(Entries taken from a collection)
········

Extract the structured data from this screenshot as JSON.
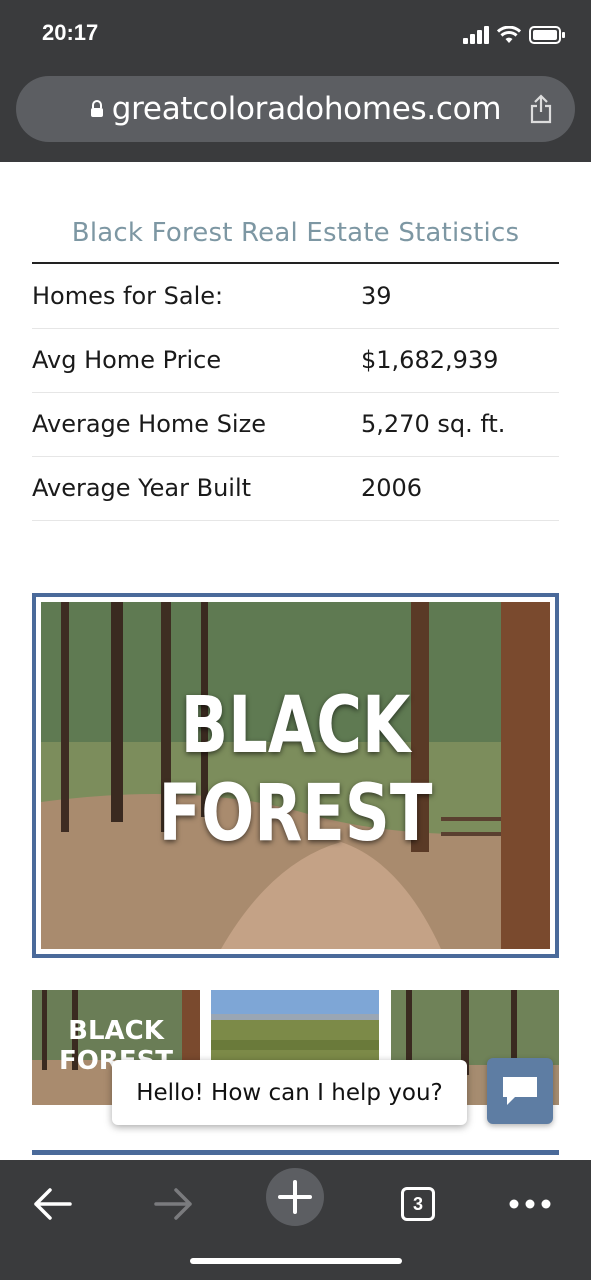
{
  "status_bar": {
    "time": "20:17"
  },
  "browser": {
    "url": "greatcoloradohomes.com",
    "tab_count": "3"
  },
  "stats": {
    "title": "Black Forest Real Estate Statistics",
    "rows": [
      {
        "label": "Homes for Sale:",
        "value": "39"
      },
      {
        "label": "Avg Home Price",
        "value": "$1,682,939"
      },
      {
        "label": "Average Home Size",
        "value": "5,270 sq. ft."
      },
      {
        "label": "Average Year Built",
        "value": "2006"
      }
    ]
  },
  "hero": {
    "line1": "BLACK",
    "line2": "FOREST"
  },
  "thumbnails": [
    {
      "line1": "BLACK",
      "line2": "FOREST"
    }
  ],
  "chat": {
    "greeting": "Hello! How can I help you?"
  },
  "colors": {
    "accent": "#4a6a9a",
    "title": "#7d97a3",
    "chrome": "#3a3b3d"
  }
}
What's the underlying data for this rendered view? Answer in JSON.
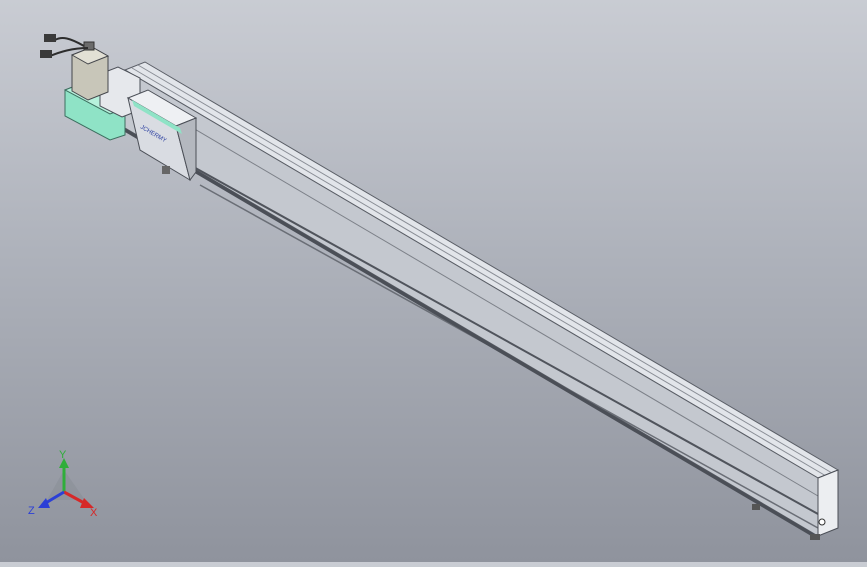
{
  "viewport": {
    "model": "linear-module-assembly"
  },
  "part_labels": {
    "carriage_logo": "JCHERMY"
  },
  "triad": {
    "x_label": "X",
    "y_label": "Y",
    "z_label": "Z",
    "colors": {
      "x": "#d62828",
      "y": "#2fae3a",
      "z": "#2b3fd6"
    }
  },
  "colors": {
    "rail_top": "#e2e5ea",
    "rail_side": "#bfc3ca",
    "rail_dark": "#6a6e76",
    "mount_block": "#8fe3c6",
    "motor": "#c8c6b9",
    "carriage": "#d9dce2"
  }
}
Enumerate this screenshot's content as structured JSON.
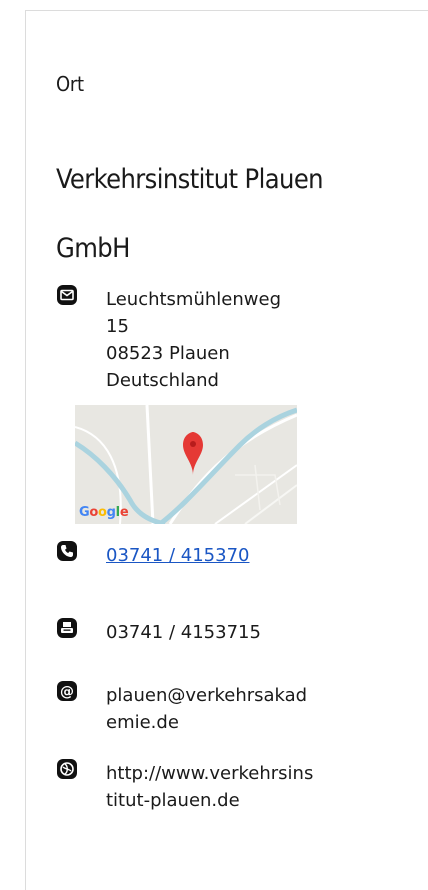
{
  "section": {
    "label": "Ort"
  },
  "company": {
    "name": "Verkehrsinstitut Plauen GmbH"
  },
  "address": {
    "street": "Leuchtsmühlenweg",
    "number": "15",
    "postal_city": "08523 Plauen",
    "country": "Deutschland"
  },
  "map": {
    "brand_letters": [
      "G",
      "o",
      "o",
      "g",
      "l",
      "e"
    ],
    "brand_colors": [
      "#4285f4",
      "#ea4335",
      "#fbbc05",
      "#4285f4",
      "#34a853",
      "#ea4335"
    ],
    "pin_color": "#e53935",
    "river_color": "#aad3df"
  },
  "phone": {
    "value": "03741 / 415370",
    "icon": "phone-icon"
  },
  "fax": {
    "value": "03741 / 4153715",
    "icon": "fax-icon"
  },
  "email": {
    "value": "plauen@verkehrsakademie.de",
    "icon": "at-icon"
  },
  "website": {
    "value": "http://www.verkehrsinstitut-plauen.de",
    "icon": "globe-icon"
  },
  "colors": {
    "text": "#1a1a1a",
    "link": "#1a56c4",
    "border": "#dcdcdc"
  }
}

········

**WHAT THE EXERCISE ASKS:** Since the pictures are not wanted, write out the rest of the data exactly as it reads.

**ANSWER SECTION:**
Extract the structured data from this screenshot as JSON.
{
  "status_bar": {
    "time": "20:17"
  },
  "browser": {
    "url": "greatcoloradohomes.com",
    "tab_count": "3"
  },
  "stats": {
    "title": "Black Forest Real Estate Statistics",
    "rows": [
      {
        "label": "Homes for Sale:",
        "value": "39"
      },
      {
        "label": "Avg Home Price",
        "value": "$1,682,939"
      },
      {
        "label": "Average Home Size",
        "value": "5,270 sq. ft."
      },
      {
        "label": "Average Year Built",
        "value": "2006"
      }
    ]
  },
  "hero": {
    "line1": "BLACK",
    "line2": "FOREST"
  },
  "thumbnails": [
    {
      "line1": "BLACK",
      "line2": "FOREST"
    }
  ],
  "chat": {
    "greeting": "Hello! How can I help you?"
  },
  "colors": {
    "accent": "#4a6a9a",
    "title": "#7d97a3",
    "chrome": "#3a3b3d"
  }
}
What's the underlying data for this rendered view? Answer in JSON.
{
  "viewport": {
    "model": "linear-module-assembly"
  },
  "part_labels": {
    "carriage_logo": "JCHERMY"
  },
  "triad": {
    "x_label": "X",
    "y_label": "Y",
    "z_label": "Z",
    "colors": {
      "x": "#d62828",
      "y": "#2fae3a",
      "z": "#2b3fd6"
    }
  },
  "colors": {
    "rail_top": "#e2e5ea",
    "rail_side": "#bfc3ca",
    "rail_dark": "#6a6e76",
    "mount_block": "#8fe3c6",
    "motor": "#c8c6b9",
    "carriage": "#d9dce2"
  }
}
Enumerate this screenshot's content as structured JSON.
{
  "section": {
    "label": "Ort"
  },
  "company": {
    "name": "Verkehrsinstitut Plauen GmbH"
  },
  "address": {
    "street": "Leuchtsmühlenweg",
    "number": "15",
    "postal_city": "08523 Plauen",
    "country": "Deutschland"
  },
  "map": {
    "brand_letters": [
      "G",
      "o",
      "o",
      "g",
      "l",
      "e"
    ],
    "brand_colors": [
      "#4285f4",
      "#ea4335",
      "#fbbc05",
      "#4285f4",
      "#34a853",
      "#ea4335"
    ],
    "pin_color": "#e53935",
    "river_color": "#aad3df"
  },
  "phone": {
    "value": "03741 / 415370",
    "icon": "phone-icon"
  },
  "fax": {
    "value": "03741 / 4153715",
    "icon": "fax-icon"
  },
  "email": {
    "value": "plauen@verkehrsakademie.de",
    "icon": "at-icon"
  },
  "website": {
    "value": "http://www.verkehrsinstitut-plauen.de",
    "icon": "globe-icon"
  },
  "colors": {
    "text": "#1a1a1a",
    "link": "#1a56c4",
    "border": "#dcdcdc"
  }
}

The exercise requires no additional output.